• [Problem to work on]:
Where the data below contains pictures, omit them; output the rest word for word.

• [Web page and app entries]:
--------------------------------

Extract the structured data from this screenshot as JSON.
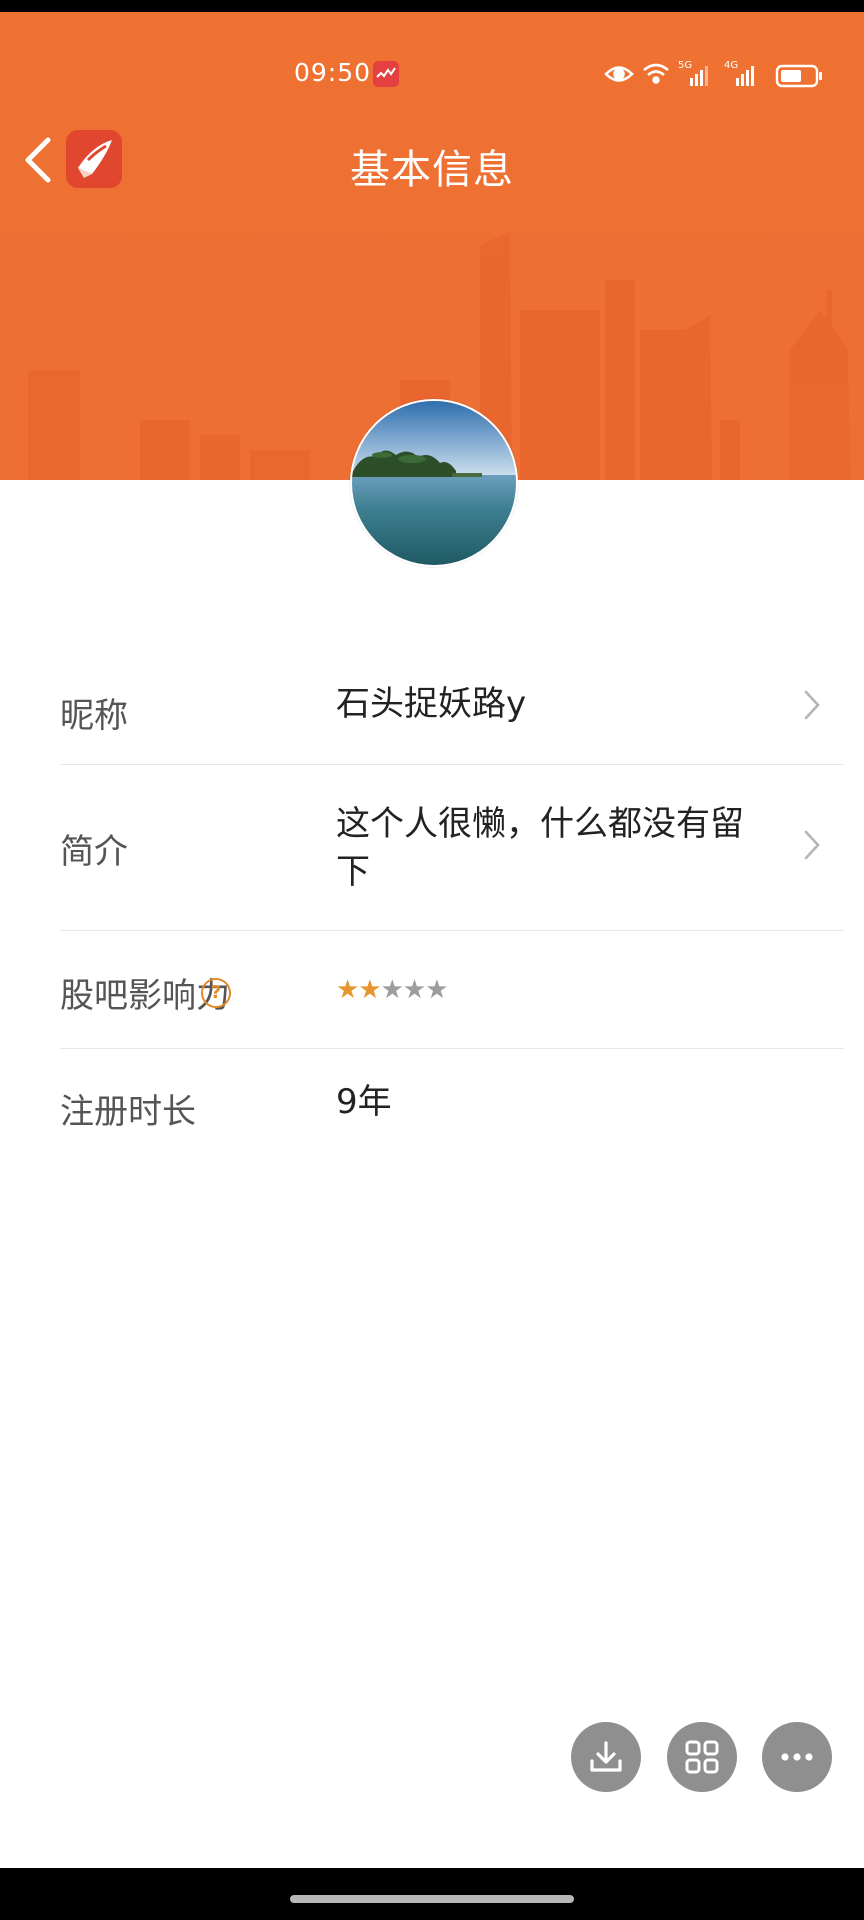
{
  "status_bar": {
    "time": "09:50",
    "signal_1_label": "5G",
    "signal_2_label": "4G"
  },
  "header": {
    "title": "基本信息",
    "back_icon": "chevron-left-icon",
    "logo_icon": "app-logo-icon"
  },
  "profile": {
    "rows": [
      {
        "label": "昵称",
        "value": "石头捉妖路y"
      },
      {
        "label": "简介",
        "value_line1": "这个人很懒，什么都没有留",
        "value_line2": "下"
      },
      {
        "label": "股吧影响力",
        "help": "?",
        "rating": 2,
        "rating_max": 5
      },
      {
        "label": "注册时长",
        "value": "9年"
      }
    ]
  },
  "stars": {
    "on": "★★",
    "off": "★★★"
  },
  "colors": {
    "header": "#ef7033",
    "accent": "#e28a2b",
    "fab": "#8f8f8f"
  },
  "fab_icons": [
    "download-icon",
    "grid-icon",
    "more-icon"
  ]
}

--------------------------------

• [Exercise response]:
Extract the structured data from this screenshot as JSON.
{
  "status_bar": {
    "time": "09:50",
    "signal_1_label": "5G",
    "signal_2_label": "4G"
  },
  "header": {
    "title": "基本信息",
    "back_icon": "chevron-left-icon",
    "logo_icon": "app-logo-icon"
  },
  "profile": {
    "rows": [
      {
        "label": "昵称",
        "value": "石头捉妖路y"
      },
      {
        "label": "简介",
        "value_line1": "这个人很懒，什么都没有留",
        "value_line2": "下"
      },
      {
        "label": "股吧影响力",
        "help": "?",
        "rating": 2,
        "rating_max": 5
      },
      {
        "label": "注册时长",
        "value": "9年"
      }
    ]
  },
  "stars": {
    "on": "★★",
    "off": "★★★"
  },
  "colors": {
    "header": "#ef7033",
    "accent": "#e28a2b",
    "fab": "#8f8f8f"
  },
  "fab_icons": [
    "download-icon",
    "grid-icon",
    "more-icon"
  ]
}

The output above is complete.